New immigration checks risk having a "detrimental effect" on Scotland's ability to attract cruise ships to its shores, a Nationalist MSP has claimed.
Stuart McMillan has contacted UK immigration minister Mark Harper to raise his concerns about the new rules, which will require all passengers to undergo face-to-face checks if their itinerary includes a British port.
Mr McMillan, convener of the Scottish Parliament's cross-party group on recreational boating and marine tourism, said: "I have heard passengers have faced lengthy delays as a result of this system which is having a detrimental effect on the industry in Scotland," he said.
He raised the issue after being contacted by Richard Alexander, chairman of Cruise Scotland which promotes Scottish ports as a destination for cruise ships.
In a letter to the West of Scotland MSP, Mr Alexander said a number of cruise lines "have already expressed extreme dissatisfaction" over the requirement to have face-to-document checks.
Cruise ships are said to have brought 379,955 people to Scotland's shores last year, up 19% on 2011, and contributed an estimated £41.2m to the Scottish economy.
"At a time when cruise lines are already facing increasing operational costs, this is effectively a new tax on their operations.

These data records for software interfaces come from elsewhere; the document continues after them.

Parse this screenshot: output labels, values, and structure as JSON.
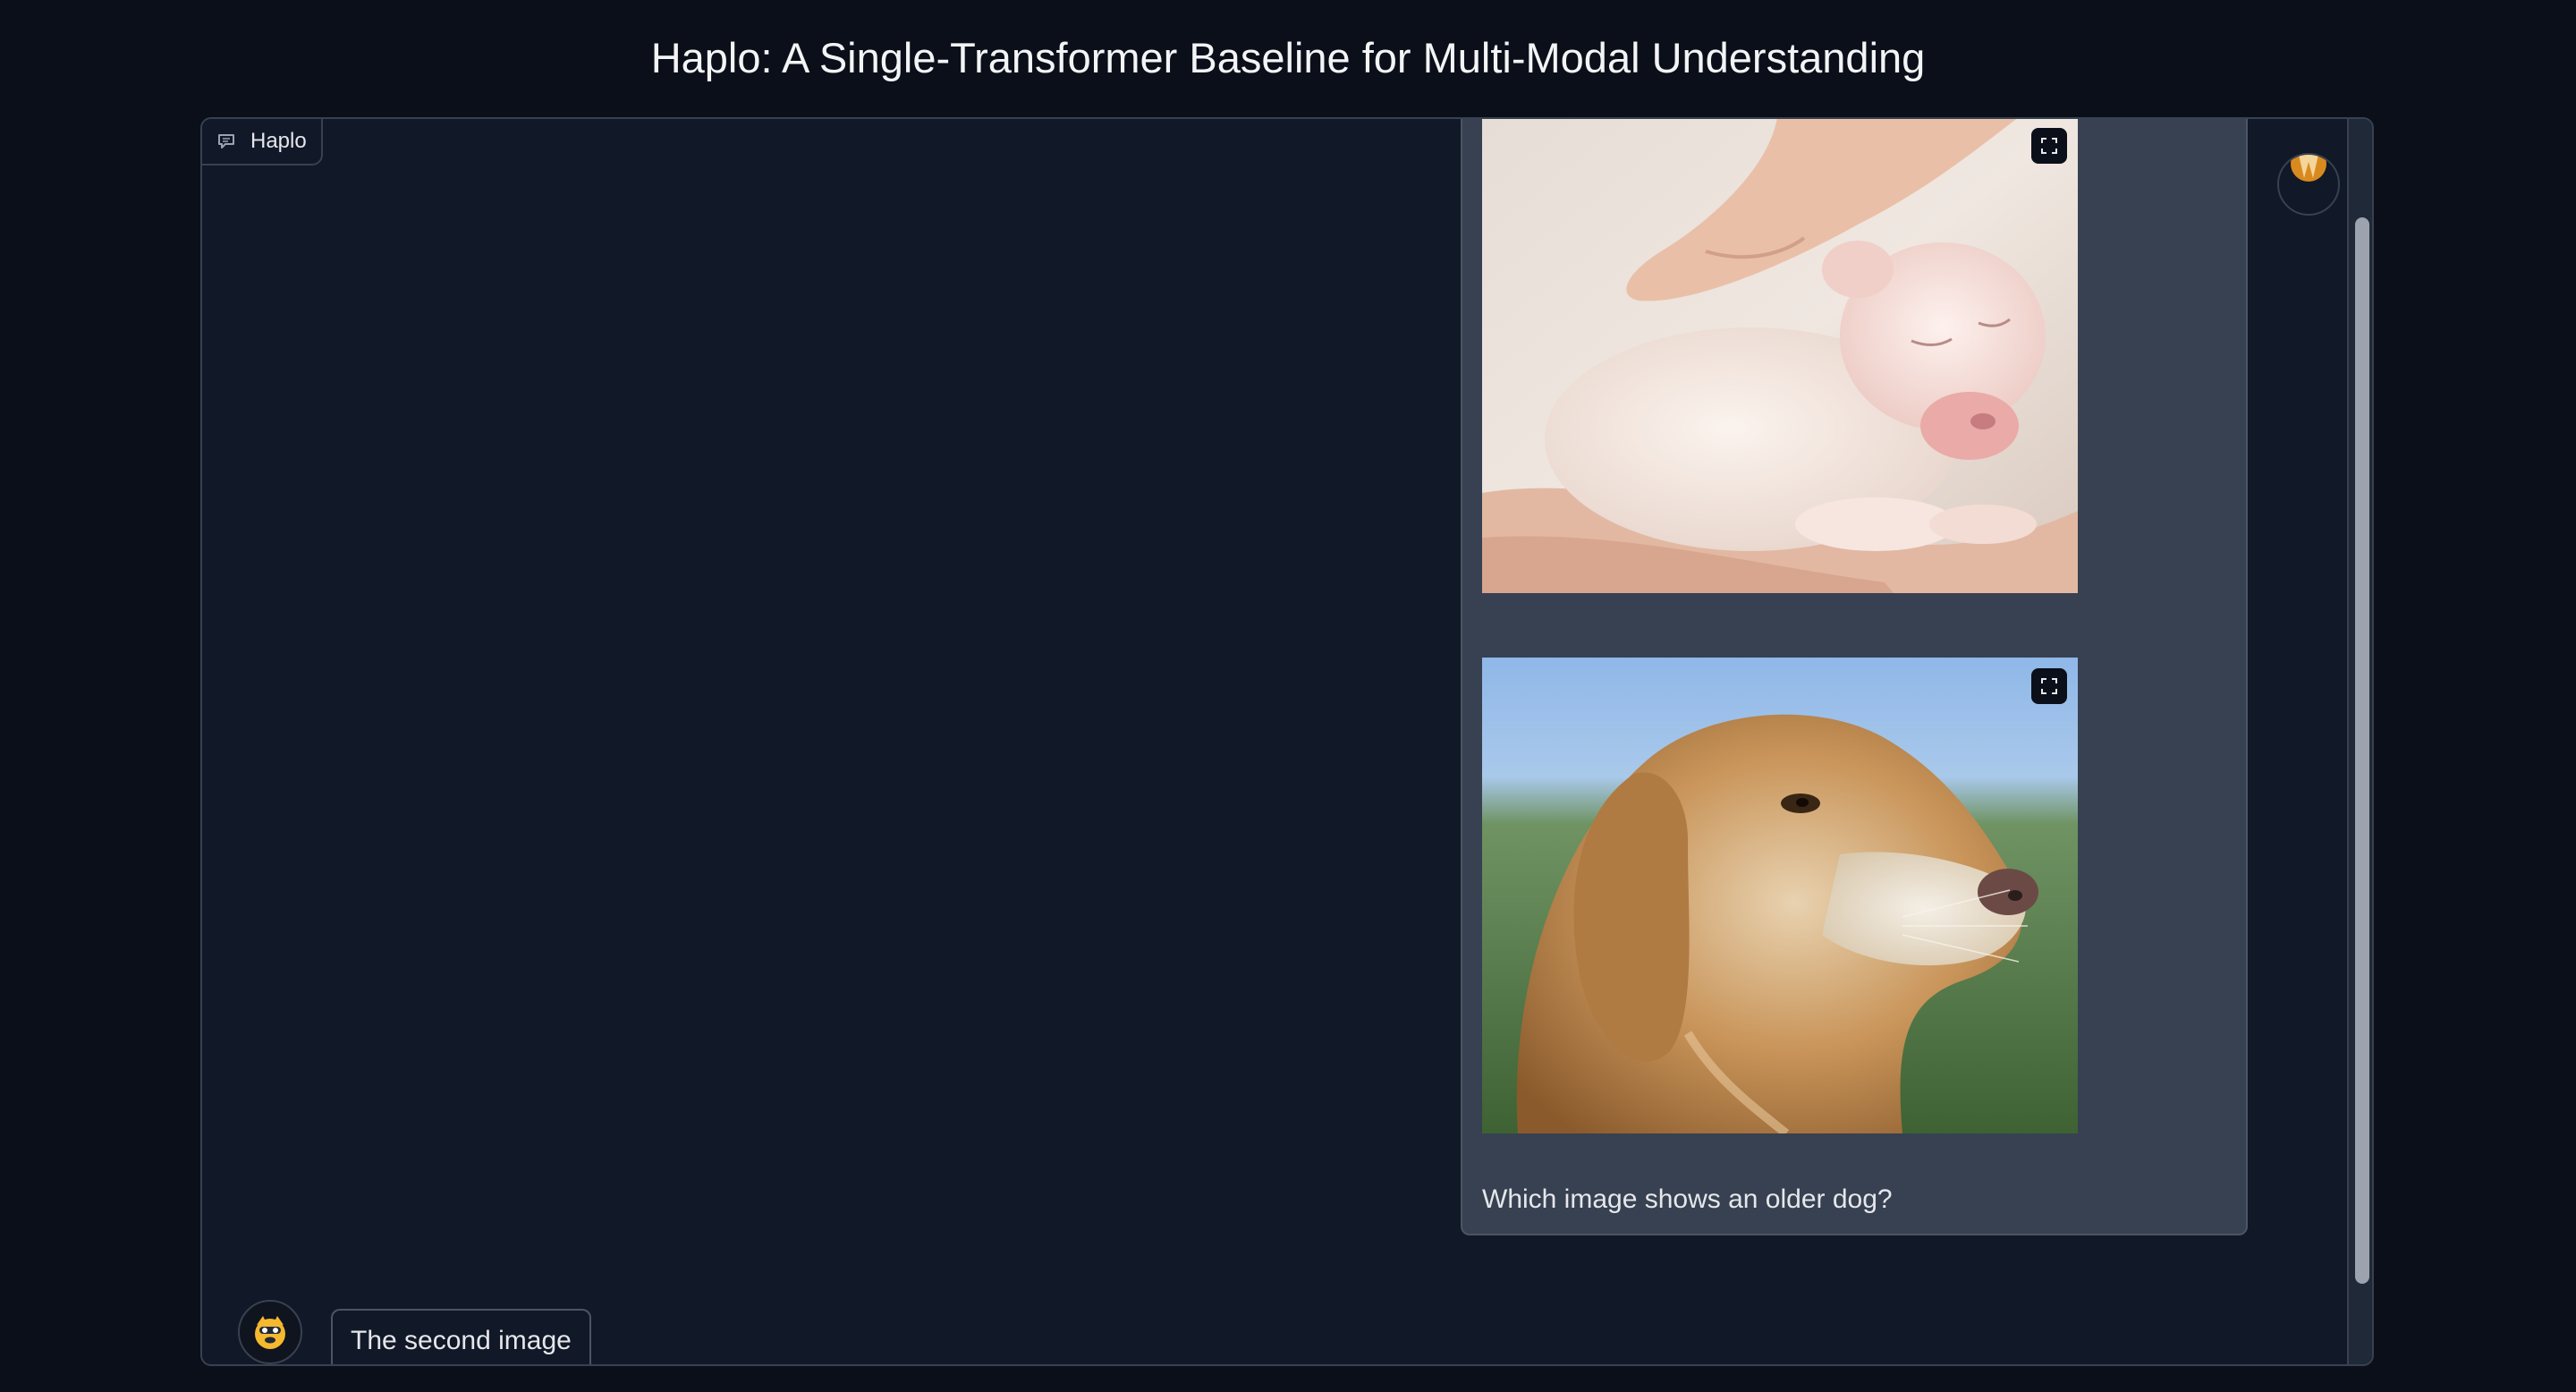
{
  "page": {
    "title": "Haplo: A Single-Transformer Baseline for Multi-Modal Understanding"
  },
  "chatbot": {
    "label": "Haplo",
    "label_icon": "chat-icon",
    "user_message": {
      "images": [
        {
          "alt": "newborn white puppy in a hand",
          "expand_icon": "fullscreen-icon"
        },
        {
          "alt": "senior golden retriever portrait",
          "expand_icon": "fullscreen-icon"
        }
      ],
      "text": "Which image shows an older dog?"
    },
    "bot_message": {
      "text": "The second image"
    },
    "user_avatar_icon": "user-avatar-icon",
    "bot_avatar_icon": "bot-avatar-icon"
  },
  "colors": {
    "background": "#0b0f19",
    "panel": "#111827",
    "user_bubble": "#374151",
    "border": "#374151",
    "text": "#e5e7eb"
  }
}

They have also indicated that this will make the UK uncompetitive and unappealing and act as a deterrent for ships to call at UK ports," Mr Alexander wrote.
Mr McMillan said: "Serious concerns have been raised about the UK Government's immigration checks for cruise ship passengers that cannot be ignored.
"I have written to Mr Harper to ask for clarity on how these rules are affecting Scotland as the voices from the industry say it is hugely negative and must be changed before it is too late.
"We must do everything we reasonably can to promote and sustain this vital industry."